In many parts of South Asia, including Bangladesh, it is not uncommon to address people by their physical appearances. Fat kids are endearingly called motu (meaning fat). Skinny kids are endearingly called chikna (meaning skinny). Aunties and uncles are often quick to point out physical changes in a person’s weight, height, skin color, etc directly to their face with no actual thought about how that person might feel. This is especially exacerbated when addressing people of other nationalities, ethnicities, and of different skin colors. When those people are not around, stereotypes that those people might find insulting, simply turn into words they refer to those people by. Hence, the term bocha became a casual term my immediate and extended family members used to refer to Min-Seo when she wasn’t around.
I spent some idle time playing video games in my room. My room was right next to the drawing-room. My parents invited many guests over, handing decorated envelopes containing our wedding invitations. The walls in our house were thin. During conversations with guests over tea, on more than one occasion, I heard extended family members saying, bocha biye kortesey? (He’s marrying a flat nose?) with tones of disbelief.
After we married, Min-Seo and I went back to the US. We would visit Bangladesh once every two years. During those trips, I loved catching up with old friends. Min-Seo had a great time meeting old high-school friends and their wives. We had many conversations devoid of even a hint of casual racism. It was when I was with aunties and uncles that Min-Seo’s race became a conversation topic. It didn’t irk her as much as it irked me. She didn’t understand Bangla. I did, and no matter how much I tried to hide my feelings, I saw Min-Seo see through me. She could tell I was deeply embarrassed by my family’s ignorance.
Min Seo and I have been married for seven years now. Granted, there were many differences between Min-Seo and me that came to light only after we were married. One small example is that Min-Seo hates it when I wear shoes into the house. She’s a self-proclaimed germophobe, but she also admits that this insecurity comes from her Korean upbringing, wherein it is very common for guests to leave their shoes outside before entering a home. I complied with this rule during the first few months after our marriage, but over time, I found it very annoying, and I stopped listening to her. I hated walking barefoot on our cold tiled floor. As you might have already guessed, this small insignificant thing became a heated argument. I decided to give her this one and now I wear socks in the house. There were more instances of cultural disagreements, but overall we have managed to look past those and have managed to keep our marriage going strong.
My mother is more comfortable around Min-Seo, but she still feels like I made a mistake by marrying someone, as she puts it, outside our culture. I do understand why she would feel this way. Min-Seo and I sometimes argue about which religion we should push our kids towards. Even though I am not a practicing Muslim, I would like my children to know more about Islam. Min-Seo is Catholic. She doesn’t practice either but she feels that her connection with Jesus should be something she passes on. My mother stresses that my children, should be Muslim, and because of Min-Seo’s views on religion, she has developed a soft resentment towards her.

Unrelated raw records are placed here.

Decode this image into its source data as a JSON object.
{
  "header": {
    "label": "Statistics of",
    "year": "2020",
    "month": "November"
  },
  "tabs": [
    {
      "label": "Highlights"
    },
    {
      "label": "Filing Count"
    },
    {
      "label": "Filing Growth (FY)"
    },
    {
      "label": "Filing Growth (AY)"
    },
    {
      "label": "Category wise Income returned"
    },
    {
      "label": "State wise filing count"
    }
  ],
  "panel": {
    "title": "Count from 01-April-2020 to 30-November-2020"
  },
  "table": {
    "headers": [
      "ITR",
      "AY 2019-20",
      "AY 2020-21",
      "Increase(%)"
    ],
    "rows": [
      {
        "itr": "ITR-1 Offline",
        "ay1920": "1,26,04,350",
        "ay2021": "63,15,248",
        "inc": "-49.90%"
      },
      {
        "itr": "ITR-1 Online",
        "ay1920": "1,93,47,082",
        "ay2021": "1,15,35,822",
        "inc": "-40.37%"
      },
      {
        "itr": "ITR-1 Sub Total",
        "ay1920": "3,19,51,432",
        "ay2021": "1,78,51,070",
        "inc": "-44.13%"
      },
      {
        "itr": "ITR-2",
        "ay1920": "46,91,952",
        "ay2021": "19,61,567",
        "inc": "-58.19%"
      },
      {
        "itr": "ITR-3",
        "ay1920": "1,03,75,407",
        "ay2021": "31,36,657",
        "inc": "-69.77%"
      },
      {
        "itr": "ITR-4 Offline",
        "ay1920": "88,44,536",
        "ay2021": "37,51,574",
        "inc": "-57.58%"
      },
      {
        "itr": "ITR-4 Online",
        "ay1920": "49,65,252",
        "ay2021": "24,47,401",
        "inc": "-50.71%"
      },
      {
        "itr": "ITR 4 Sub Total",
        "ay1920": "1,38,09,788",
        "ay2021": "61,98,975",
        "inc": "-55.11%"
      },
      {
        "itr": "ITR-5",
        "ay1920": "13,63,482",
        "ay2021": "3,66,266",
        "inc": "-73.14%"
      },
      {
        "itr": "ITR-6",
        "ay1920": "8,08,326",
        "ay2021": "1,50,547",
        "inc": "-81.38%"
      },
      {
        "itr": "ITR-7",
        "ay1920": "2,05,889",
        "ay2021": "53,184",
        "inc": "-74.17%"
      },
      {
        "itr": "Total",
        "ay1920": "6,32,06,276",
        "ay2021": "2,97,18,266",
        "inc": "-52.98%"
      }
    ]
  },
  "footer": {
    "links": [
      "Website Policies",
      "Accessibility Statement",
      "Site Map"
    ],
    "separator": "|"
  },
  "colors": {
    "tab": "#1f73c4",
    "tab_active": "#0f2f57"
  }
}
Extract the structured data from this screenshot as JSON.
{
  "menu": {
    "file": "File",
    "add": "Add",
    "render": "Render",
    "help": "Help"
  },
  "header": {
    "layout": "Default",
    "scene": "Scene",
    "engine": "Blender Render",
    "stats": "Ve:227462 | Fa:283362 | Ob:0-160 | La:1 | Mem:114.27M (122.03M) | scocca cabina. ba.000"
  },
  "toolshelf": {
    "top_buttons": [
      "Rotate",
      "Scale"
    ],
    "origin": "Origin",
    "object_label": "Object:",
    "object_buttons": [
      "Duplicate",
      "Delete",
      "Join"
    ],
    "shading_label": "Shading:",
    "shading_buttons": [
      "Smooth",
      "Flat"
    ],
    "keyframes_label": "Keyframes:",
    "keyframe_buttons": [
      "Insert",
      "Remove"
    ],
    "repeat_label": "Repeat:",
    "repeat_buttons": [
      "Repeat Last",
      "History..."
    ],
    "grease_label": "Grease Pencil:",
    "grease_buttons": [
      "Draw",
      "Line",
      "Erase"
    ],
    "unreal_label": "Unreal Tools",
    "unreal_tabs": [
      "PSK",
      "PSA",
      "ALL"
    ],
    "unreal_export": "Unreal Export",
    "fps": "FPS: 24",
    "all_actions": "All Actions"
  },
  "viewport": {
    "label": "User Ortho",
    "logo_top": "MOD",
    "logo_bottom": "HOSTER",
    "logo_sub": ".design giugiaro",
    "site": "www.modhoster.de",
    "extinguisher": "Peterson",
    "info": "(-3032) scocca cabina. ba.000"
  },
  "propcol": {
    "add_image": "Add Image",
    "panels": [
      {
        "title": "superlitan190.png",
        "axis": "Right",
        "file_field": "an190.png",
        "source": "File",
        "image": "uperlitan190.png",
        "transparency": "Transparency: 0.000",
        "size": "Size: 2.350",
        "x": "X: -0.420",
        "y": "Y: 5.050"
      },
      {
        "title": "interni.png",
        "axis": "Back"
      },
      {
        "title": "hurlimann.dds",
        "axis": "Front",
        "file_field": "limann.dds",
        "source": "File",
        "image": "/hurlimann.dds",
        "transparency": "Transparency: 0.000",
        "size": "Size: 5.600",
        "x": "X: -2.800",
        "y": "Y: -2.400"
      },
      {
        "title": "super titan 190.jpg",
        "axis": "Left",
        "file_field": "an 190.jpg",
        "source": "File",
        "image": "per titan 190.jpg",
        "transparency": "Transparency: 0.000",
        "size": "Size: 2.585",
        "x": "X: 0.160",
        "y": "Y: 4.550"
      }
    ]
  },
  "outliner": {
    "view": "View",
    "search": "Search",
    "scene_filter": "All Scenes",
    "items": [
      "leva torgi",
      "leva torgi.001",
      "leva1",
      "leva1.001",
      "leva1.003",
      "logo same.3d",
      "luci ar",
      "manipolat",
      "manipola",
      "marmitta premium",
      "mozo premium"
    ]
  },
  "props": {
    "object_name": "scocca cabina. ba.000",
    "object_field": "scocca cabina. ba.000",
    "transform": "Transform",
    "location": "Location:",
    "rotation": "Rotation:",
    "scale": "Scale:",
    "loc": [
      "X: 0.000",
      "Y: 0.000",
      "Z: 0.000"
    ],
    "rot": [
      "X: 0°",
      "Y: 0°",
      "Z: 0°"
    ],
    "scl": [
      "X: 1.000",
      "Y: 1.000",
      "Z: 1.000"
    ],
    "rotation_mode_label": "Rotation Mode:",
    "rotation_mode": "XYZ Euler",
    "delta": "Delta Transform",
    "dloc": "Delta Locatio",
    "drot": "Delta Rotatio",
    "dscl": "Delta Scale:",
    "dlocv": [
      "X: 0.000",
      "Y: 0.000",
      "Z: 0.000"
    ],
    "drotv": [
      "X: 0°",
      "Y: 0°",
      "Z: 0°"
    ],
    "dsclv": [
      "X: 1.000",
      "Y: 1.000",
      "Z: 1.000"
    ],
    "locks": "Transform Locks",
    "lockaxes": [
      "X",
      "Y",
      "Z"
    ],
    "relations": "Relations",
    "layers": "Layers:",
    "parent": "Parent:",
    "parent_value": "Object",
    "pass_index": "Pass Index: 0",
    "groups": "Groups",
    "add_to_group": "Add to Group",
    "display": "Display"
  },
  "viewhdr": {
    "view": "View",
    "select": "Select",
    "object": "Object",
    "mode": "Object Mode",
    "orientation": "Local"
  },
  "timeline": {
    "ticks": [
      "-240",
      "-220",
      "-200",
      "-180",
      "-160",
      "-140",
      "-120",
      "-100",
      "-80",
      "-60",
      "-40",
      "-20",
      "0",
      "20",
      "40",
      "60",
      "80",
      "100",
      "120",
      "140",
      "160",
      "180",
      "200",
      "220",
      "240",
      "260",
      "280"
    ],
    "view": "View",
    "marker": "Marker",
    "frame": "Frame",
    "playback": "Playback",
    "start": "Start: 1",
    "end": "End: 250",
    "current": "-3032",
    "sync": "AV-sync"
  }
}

I care about what my mother thinks. I totally do not care about what extended family members think. However, I do know that those distant aunties and uncles are in her ear and influence how she thinks. In fact, this is probably a greater reflection of how Bengali parents think, especially those who had the 80s and 90s babies. It’s unfortunate that they feel angst towards my Korean wife, a feeling bred through a long-overlooked societal ignorance towards East Asians.